Eventually, it would be nice to rearrange the canon into something that develops more logically for the reader. AI might help identify logical dependencies. If not, I will not live to see the end product.

I am a big believer in less is more and that you can only eat the elephant one bite at a time. That said, there are differences of opinion about the practice, especially with right samadhi. I am still working on the argument for that.

Pfff…i cannot really advice you in this i notice. But now i know a bit what is on your mind.

I would like to amend the to

I like this more and more. I think it still explains the Pali canon and might explain other canons. I need to learn more about other canons.

I am still wrestling with this, but I think I see the options more clearly.
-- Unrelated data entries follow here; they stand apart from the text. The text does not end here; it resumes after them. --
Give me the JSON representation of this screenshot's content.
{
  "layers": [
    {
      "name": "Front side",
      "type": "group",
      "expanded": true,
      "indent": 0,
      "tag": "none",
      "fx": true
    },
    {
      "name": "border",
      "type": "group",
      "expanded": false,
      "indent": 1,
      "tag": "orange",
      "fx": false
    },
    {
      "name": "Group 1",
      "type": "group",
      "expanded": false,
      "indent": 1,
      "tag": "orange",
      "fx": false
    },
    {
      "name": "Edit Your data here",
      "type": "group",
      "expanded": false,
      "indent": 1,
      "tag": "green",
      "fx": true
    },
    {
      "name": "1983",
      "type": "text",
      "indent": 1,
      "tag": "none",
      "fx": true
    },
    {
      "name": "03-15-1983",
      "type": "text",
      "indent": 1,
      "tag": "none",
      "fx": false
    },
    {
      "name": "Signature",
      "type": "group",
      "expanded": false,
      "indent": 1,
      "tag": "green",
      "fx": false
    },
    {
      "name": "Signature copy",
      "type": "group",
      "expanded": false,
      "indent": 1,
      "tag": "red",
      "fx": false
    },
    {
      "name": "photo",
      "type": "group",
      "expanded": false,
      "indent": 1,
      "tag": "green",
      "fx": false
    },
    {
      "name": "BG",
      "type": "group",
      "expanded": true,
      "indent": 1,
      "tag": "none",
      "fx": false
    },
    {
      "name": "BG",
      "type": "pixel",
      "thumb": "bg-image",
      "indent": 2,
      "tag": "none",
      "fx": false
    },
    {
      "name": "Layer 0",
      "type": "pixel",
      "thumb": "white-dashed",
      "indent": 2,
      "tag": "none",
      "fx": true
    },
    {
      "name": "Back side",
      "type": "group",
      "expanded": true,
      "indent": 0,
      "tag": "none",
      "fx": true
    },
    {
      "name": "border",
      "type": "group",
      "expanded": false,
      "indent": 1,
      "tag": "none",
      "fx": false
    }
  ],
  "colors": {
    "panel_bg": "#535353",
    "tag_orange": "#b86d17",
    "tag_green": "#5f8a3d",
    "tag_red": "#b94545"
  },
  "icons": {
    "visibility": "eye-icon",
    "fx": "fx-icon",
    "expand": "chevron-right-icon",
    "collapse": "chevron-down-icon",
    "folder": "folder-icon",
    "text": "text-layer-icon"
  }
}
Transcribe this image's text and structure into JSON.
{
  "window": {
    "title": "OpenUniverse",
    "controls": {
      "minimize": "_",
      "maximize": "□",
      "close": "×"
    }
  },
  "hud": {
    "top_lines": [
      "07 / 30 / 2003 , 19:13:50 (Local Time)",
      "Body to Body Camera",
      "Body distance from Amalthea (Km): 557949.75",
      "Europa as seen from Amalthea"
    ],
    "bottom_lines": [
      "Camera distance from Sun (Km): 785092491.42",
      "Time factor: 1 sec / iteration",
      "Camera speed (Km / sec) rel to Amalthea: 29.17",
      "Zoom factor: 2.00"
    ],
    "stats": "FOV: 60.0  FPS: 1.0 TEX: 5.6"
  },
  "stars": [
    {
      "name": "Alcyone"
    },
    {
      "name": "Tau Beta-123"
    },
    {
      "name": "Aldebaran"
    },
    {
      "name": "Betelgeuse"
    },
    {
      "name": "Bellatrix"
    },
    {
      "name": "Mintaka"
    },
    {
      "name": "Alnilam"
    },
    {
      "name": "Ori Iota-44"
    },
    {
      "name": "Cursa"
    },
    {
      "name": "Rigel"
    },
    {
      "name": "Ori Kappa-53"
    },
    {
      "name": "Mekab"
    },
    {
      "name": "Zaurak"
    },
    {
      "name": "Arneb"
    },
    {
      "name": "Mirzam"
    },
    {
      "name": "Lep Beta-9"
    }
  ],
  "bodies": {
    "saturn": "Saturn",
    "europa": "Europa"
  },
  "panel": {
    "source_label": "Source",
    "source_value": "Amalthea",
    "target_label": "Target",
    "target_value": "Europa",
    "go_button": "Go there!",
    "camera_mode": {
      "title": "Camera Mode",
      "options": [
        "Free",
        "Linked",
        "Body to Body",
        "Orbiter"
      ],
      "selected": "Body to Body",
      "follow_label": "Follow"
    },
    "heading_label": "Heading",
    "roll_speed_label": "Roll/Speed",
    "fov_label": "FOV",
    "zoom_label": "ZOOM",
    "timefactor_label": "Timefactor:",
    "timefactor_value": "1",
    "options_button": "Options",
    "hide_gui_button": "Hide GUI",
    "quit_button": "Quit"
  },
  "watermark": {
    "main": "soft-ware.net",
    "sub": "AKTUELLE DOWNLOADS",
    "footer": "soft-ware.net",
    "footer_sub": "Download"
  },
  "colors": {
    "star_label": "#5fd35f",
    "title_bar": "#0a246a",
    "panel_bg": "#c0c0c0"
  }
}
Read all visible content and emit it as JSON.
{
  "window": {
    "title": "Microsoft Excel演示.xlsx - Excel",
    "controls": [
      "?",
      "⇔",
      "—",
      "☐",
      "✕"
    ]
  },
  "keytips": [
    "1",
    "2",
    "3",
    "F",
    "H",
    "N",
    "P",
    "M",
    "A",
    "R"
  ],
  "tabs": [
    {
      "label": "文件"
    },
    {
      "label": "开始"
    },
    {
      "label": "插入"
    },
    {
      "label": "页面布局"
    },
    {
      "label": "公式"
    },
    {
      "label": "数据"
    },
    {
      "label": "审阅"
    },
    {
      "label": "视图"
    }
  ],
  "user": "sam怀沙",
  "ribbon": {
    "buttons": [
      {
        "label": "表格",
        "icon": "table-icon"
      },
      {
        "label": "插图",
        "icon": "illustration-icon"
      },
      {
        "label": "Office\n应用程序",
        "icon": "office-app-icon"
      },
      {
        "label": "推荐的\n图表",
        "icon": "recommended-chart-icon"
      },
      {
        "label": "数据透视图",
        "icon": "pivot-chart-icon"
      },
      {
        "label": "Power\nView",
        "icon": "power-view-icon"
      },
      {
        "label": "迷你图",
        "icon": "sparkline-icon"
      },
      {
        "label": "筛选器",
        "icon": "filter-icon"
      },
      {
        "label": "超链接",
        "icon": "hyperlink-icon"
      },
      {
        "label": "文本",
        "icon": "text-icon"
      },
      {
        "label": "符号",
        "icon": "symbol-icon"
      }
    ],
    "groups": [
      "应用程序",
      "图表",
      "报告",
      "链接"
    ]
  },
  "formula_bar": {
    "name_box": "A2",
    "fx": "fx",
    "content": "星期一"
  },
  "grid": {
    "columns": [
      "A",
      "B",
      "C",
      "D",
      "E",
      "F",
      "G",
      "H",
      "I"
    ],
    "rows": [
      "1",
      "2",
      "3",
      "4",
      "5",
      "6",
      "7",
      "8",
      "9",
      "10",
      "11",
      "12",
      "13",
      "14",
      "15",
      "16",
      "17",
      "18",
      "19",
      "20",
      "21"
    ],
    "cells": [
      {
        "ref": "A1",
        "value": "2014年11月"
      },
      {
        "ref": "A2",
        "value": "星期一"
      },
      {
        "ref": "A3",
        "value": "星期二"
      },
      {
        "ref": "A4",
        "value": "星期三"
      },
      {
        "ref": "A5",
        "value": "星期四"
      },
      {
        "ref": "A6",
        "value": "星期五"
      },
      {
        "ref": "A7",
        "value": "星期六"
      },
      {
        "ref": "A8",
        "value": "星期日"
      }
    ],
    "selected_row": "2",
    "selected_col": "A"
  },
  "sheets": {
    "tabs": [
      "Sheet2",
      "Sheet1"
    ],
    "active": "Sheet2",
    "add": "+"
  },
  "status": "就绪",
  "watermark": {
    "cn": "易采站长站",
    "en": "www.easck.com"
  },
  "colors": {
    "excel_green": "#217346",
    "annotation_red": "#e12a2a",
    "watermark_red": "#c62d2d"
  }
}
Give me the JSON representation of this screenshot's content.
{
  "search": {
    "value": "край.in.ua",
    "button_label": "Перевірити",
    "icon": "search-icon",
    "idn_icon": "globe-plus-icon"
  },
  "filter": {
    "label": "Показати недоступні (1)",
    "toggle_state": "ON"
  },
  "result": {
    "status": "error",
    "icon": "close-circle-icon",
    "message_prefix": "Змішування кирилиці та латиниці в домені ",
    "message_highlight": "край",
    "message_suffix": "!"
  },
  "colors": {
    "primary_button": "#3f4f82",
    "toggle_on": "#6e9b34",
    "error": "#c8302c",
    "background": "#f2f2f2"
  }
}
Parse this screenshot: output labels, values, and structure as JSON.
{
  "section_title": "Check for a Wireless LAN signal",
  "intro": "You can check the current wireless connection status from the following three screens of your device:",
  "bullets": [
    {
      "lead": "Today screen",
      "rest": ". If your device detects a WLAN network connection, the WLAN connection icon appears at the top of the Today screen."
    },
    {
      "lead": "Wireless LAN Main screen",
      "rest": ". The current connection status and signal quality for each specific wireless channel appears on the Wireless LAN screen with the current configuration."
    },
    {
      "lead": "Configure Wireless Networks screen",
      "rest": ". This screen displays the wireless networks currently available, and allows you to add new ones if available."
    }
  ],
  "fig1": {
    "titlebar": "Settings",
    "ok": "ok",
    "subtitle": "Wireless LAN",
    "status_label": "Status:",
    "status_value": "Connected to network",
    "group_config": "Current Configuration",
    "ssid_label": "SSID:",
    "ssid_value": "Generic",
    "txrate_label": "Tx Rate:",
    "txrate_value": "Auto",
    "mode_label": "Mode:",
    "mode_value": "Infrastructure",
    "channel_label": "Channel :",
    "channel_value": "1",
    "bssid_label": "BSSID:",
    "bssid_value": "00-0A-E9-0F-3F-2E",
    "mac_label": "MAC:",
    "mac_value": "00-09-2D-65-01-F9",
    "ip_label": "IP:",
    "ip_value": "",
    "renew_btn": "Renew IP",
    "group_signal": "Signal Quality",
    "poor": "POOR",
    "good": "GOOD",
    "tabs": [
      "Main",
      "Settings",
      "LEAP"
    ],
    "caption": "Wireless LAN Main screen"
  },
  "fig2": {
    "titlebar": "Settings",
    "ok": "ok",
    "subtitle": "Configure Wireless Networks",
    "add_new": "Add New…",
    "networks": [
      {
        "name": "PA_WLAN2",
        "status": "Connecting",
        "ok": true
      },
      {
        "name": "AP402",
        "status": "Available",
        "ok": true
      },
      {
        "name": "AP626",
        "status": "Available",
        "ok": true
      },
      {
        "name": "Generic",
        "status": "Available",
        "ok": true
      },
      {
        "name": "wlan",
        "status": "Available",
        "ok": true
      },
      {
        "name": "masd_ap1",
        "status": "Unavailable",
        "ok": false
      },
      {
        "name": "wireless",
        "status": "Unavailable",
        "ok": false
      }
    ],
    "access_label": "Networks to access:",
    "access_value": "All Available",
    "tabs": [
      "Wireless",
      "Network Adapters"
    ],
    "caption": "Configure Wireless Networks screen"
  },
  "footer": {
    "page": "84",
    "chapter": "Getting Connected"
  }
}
Added later: it’s option 2. The fourth jhana is samma samadhi. Snp 4.2 requires the completely knowing perception and getting Rid of desire for both ends, in case 1.